The second-year Great Black-Backed Gull was on the Long Water, standing awkwardly on a post with one leg held up and the foot dangling. At first I thought it had injured its leg, but no, after a while it reversed its posture and stood on the other leg. It flew around the top end of the lake and pounced on some object in the water, which it didn't catch.

Farther down the lake, a young Lesser Black-Backed Gull had a catch, but it was only an old tennis ball. It played with this tatty object for some time, picking it up and dropping it and pouncing on it, before bearing it away. It don't think it believed that it was edible once it had picked it up -- just an interesting object.

There was a brief glimpse of a Yellow-Legged Gull on the Long Water. I looked carefully for the Water Rail that Des had seen earlier on the Serpentine island, but there was no sign of it. As well as being uncommon in central London, they are shy and surreptitious birds.

The hard frost forecast for last night was milder than expected, and the Serpentine didn't freeze, though the ice on the Long Water spread a little. This was good news for the Bearded Tits, as there was unfozen water under the reeds for them to drink. It is impossible to get a photograph of them down here without including a blurred image of the green iron railings.

Still no sight of the male Tawny Owl. He is more likely to be seen at dusk when he flies out to hunt. He is hunting for two now, as he has to feed his mate on her nest. When the owlets emerge he will be even busier, feeding a ravenous family. Fortunately there is no shortage of mice and small rats, not to mention the parakeets that occasionally appear on the menu.

Several large flocks of Long-Tailed Tits were ranging around the park, accompanied by other tits.

It is remarkable how they manage to catch enough insects to live on in midwinter. The tits seem to manage, as do the insect-eating Pied Wagtails that run all around the edge of the lake.

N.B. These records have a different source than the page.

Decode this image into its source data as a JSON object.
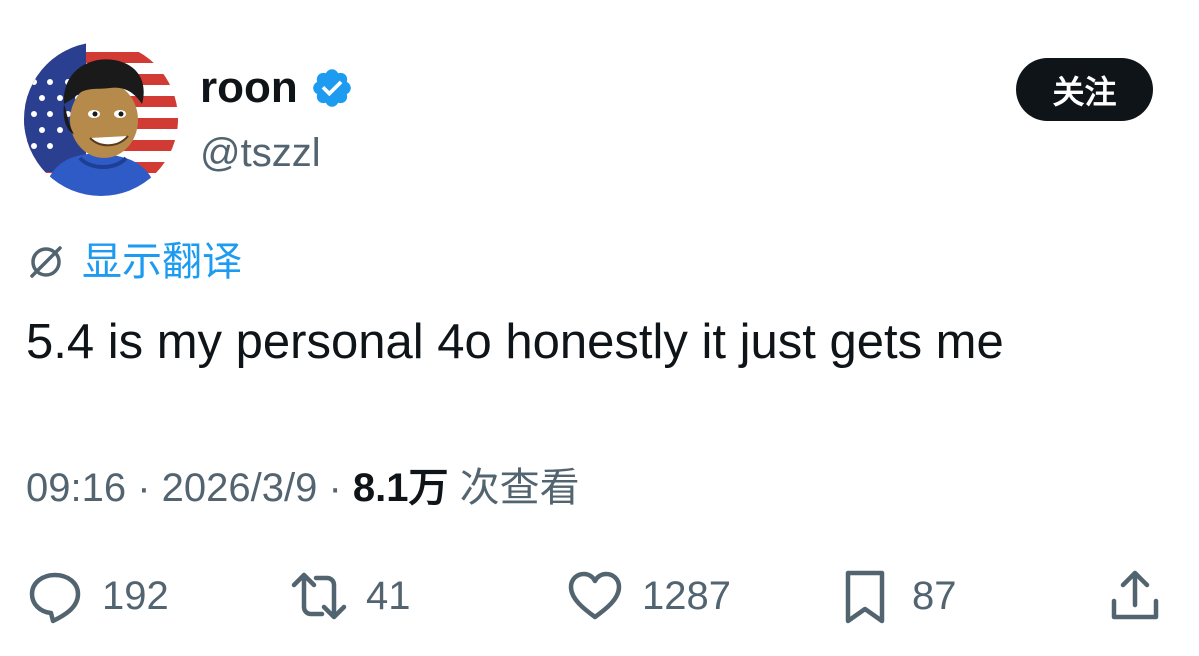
{
  "author": {
    "display_name": "roon",
    "handle": "@tszzl",
    "verified": true
  },
  "follow_button": {
    "label": "关注"
  },
  "translate_link": {
    "label": "显示翻译"
  },
  "tweet": {
    "text": "5.4 is my personal 4o honestly it just gets me"
  },
  "meta": {
    "time": "09:16",
    "separator": " · ",
    "date": "2026/3/9",
    "views_count": "8.1万",
    "views_label": " 次查看"
  },
  "actions": {
    "replies": "192",
    "reposts": "41",
    "likes": "1287",
    "bookmarks": "87"
  },
  "colors": {
    "accent": "#1d9bf0",
    "secondary_text": "#536471",
    "primary_text": "#0f1419",
    "button_bg": "#0f1419"
  },
  "icons": {
    "verified": "verified-badge-icon",
    "translate": "globe-icon",
    "reply": "reply-icon",
    "repost": "repost-icon",
    "like": "heart-icon",
    "bookmark": "bookmark-icon",
    "share": "share-icon"
  }
}
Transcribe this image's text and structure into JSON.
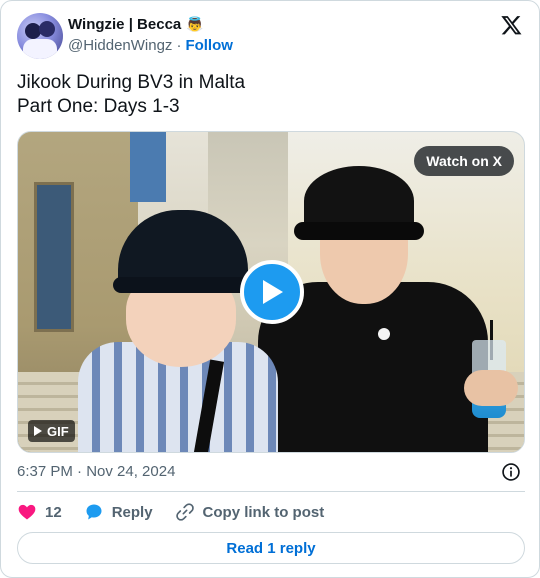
{
  "author": {
    "display_name": "Wingzie | Becca",
    "name_emoji": "👼",
    "handle": "@HiddenWingz",
    "separator": "·",
    "follow_label": "Follow"
  },
  "tweet": {
    "lines": [
      "Jikook During BV3 in Malta",
      "Part One: Days 1-3"
    ]
  },
  "media": {
    "watch_label": "Watch on X",
    "gif_label": "GIF",
    "play_icon": "play-icon"
  },
  "meta": {
    "timestamp": "6:37 PM · Nov 24, 2024"
  },
  "actions": {
    "like_count": "12",
    "reply_label": "Reply",
    "copy_label": "Copy link to post"
  },
  "read_reply_label": "Read 1 reply",
  "colors": {
    "accent": "#1d9bf0",
    "link": "#006fd6",
    "like": "#f91880",
    "muted": "#536471",
    "border": "#cfd9de"
  }
}
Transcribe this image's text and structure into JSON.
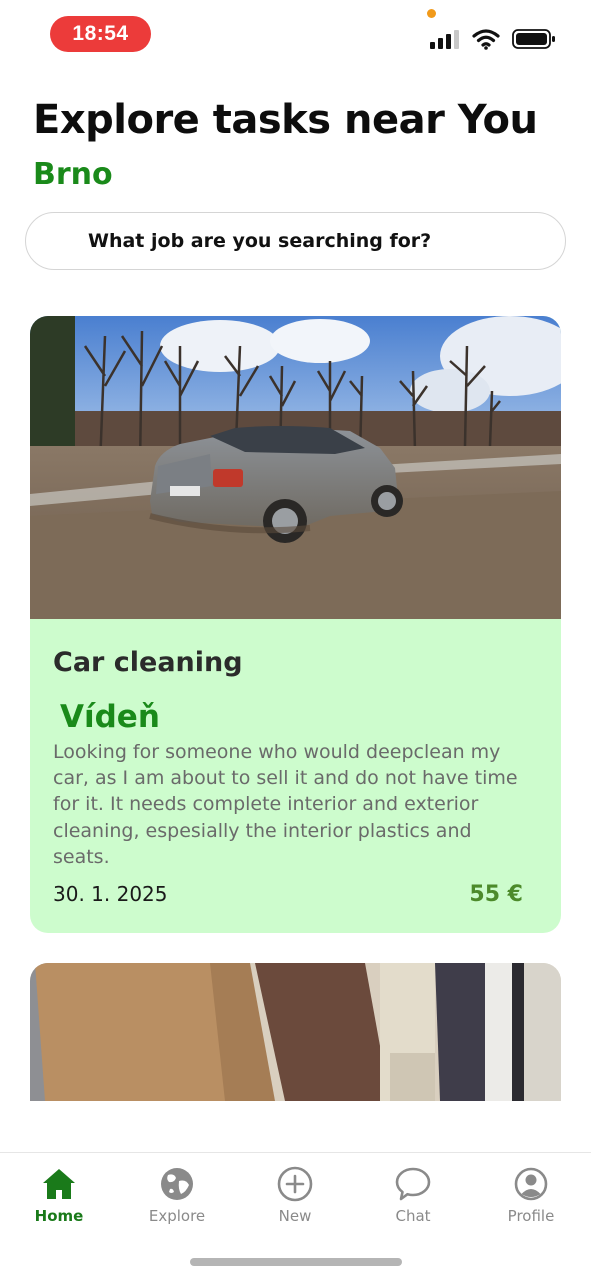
{
  "status_bar": {
    "time": "18:54"
  },
  "header": {
    "title": "Explore tasks near You",
    "location": "Brno"
  },
  "search": {
    "placeholder": "What job are you searching for?"
  },
  "tasks": [
    {
      "title": "Car cleaning",
      "city": "Vídeň",
      "description": "Looking for someone who would deepclean my car, as I am about to sell it and do not have time for it. It needs complete interior and exterior cleaning, espesially the interior plastics and seats.",
      "date": "30. 1. 2025",
      "price": "55 €"
    }
  ],
  "tab_bar": {
    "items": [
      {
        "label": "Home",
        "icon": "home-icon",
        "active": true
      },
      {
        "label": "Explore",
        "icon": "globe-icon",
        "active": false
      },
      {
        "label": "New",
        "icon": "plus-circle-icon",
        "active": false
      },
      {
        "label": "Chat",
        "icon": "chat-bubble-icon",
        "active": false
      },
      {
        "label": "Profile",
        "icon": "profile-icon",
        "active": false
      }
    ]
  },
  "colors": {
    "accent_green": "#1a8a1a",
    "card_background": "#cdfccd",
    "price_green": "#4c8a2a",
    "time_pill": "#ec3b3a"
  }
}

But you do notice, if you feed the Great, Blue and Coal Tits, how much more eager than usual they are to come down for food.

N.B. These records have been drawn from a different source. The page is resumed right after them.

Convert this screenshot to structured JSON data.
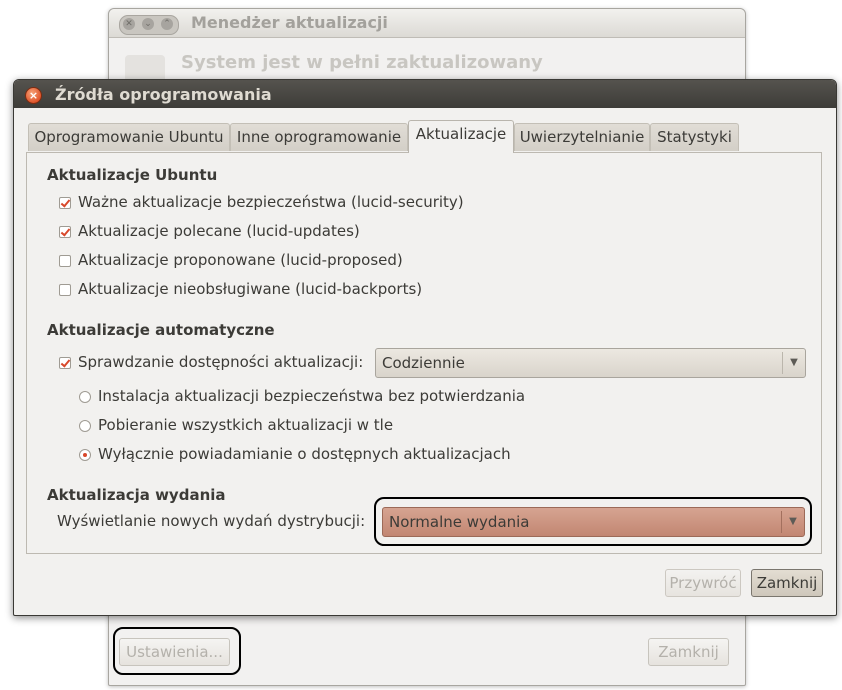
{
  "background_window": {
    "title": "Menedżer aktualizacji",
    "headline": "System jest w pełni zaktualizowany",
    "settings_button": "Ustawienia...",
    "close_button": "Zamknij"
  },
  "dialog": {
    "title": "Źródła oprogramowania",
    "tabs": [
      "Oprogramowanie Ubuntu",
      "Inne oprogramowanie",
      "Aktualizacje",
      "Uwierzytelnianie",
      "Statystyki"
    ],
    "active_tab": "Aktualizacje",
    "ubuntu_updates": {
      "heading": "Aktualizacje Ubuntu",
      "items": [
        {
          "label": "Ważne aktualizacje bezpieczeństwa (lucid-security)",
          "checked": true
        },
        {
          "label": "Aktualizacje polecane (lucid-updates)",
          "checked": true
        },
        {
          "label": "Aktualizacje proponowane (lucid-proposed)",
          "checked": false
        },
        {
          "label": "Aktualizacje nieobsługiwane (lucid-backports)",
          "checked": false
        }
      ]
    },
    "automatic_updates": {
      "heading": "Aktualizacje automatyczne",
      "check_label": "Sprawdzanie dostępności aktualizacji:",
      "check_enabled": true,
      "frequency_value": "Codziennie",
      "options": [
        {
          "label": "Instalacja aktualizacji bezpieczeństwa bez potwierdzania",
          "selected": false
        },
        {
          "label": "Pobieranie wszystkich aktualizacji w tle",
          "selected": false
        },
        {
          "label": "Wyłącznie powiadamianie o dostępnych aktualizacjach",
          "selected": true
        }
      ]
    },
    "release_upgrade": {
      "heading": "Aktualizacja wydania",
      "label": "Wyświetlanie nowych wydań dystrybucji:",
      "value": "Normalne wydania"
    },
    "buttons": {
      "revert": "Przywróć",
      "close": "Zamknij"
    }
  },
  "colors": {
    "accent": "#d8482b",
    "title_bar": "#3d3c38",
    "selected_combo": "#c89080"
  },
  "icons": [
    "close-icon",
    "minimize-icon",
    "maximize-icon",
    "dropdown-arrow-icon",
    "checkmark-icon",
    "update-manager-icon"
  ]
}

  1. Clever shots of playing and diving gulls! Hope to see you tomorrow mg, dv

    1. I saw this gull seriously worrying the ball on Wednesday 23 January at the side of the Serpentine near the triangle car park. It was pecking purposefully at it as though it expected to find something inside. Could its activity two days down the line be the triumph of hope over experience?

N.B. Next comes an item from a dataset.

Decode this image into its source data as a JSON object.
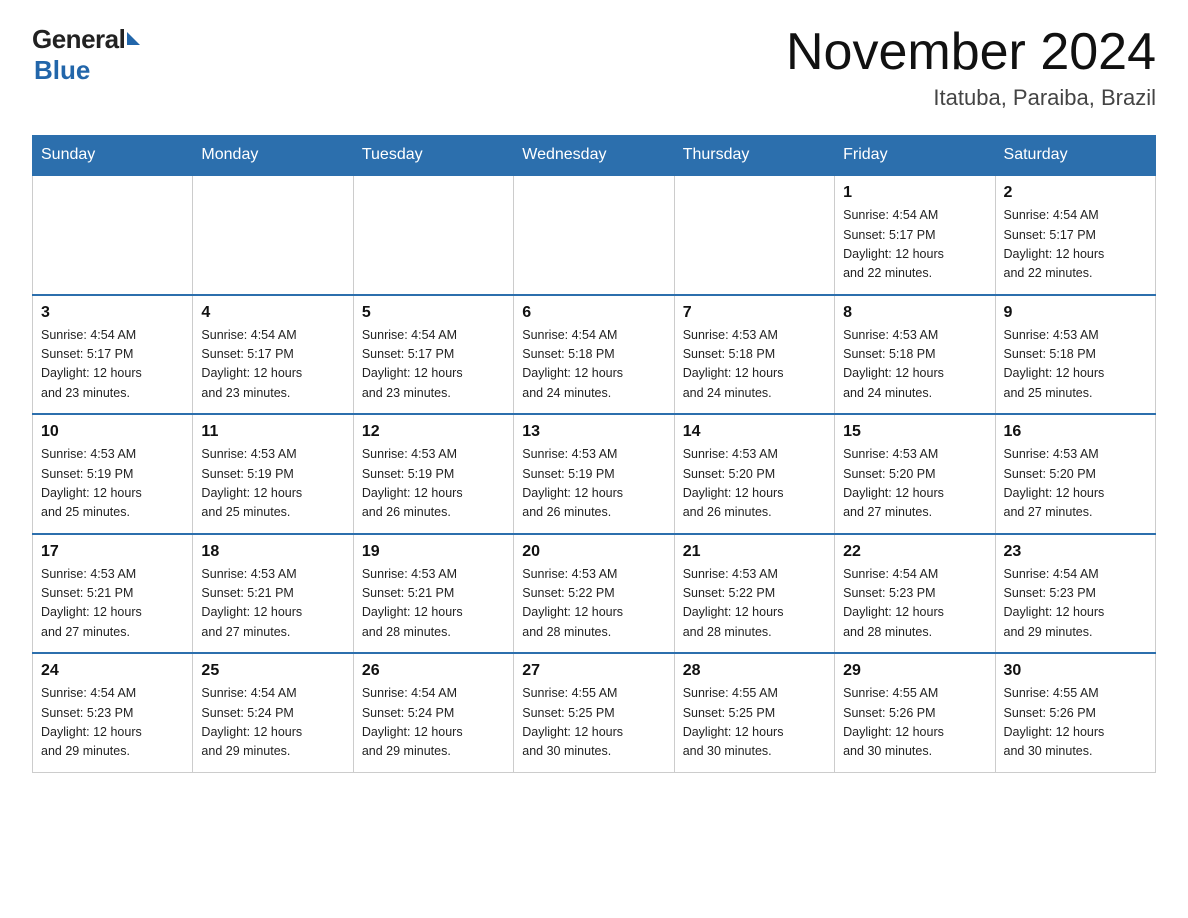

    2. Thanks. I'm baffled by this behaviour. Have mentioned it in an update to my post for 27th, in case anyone has seen something similar.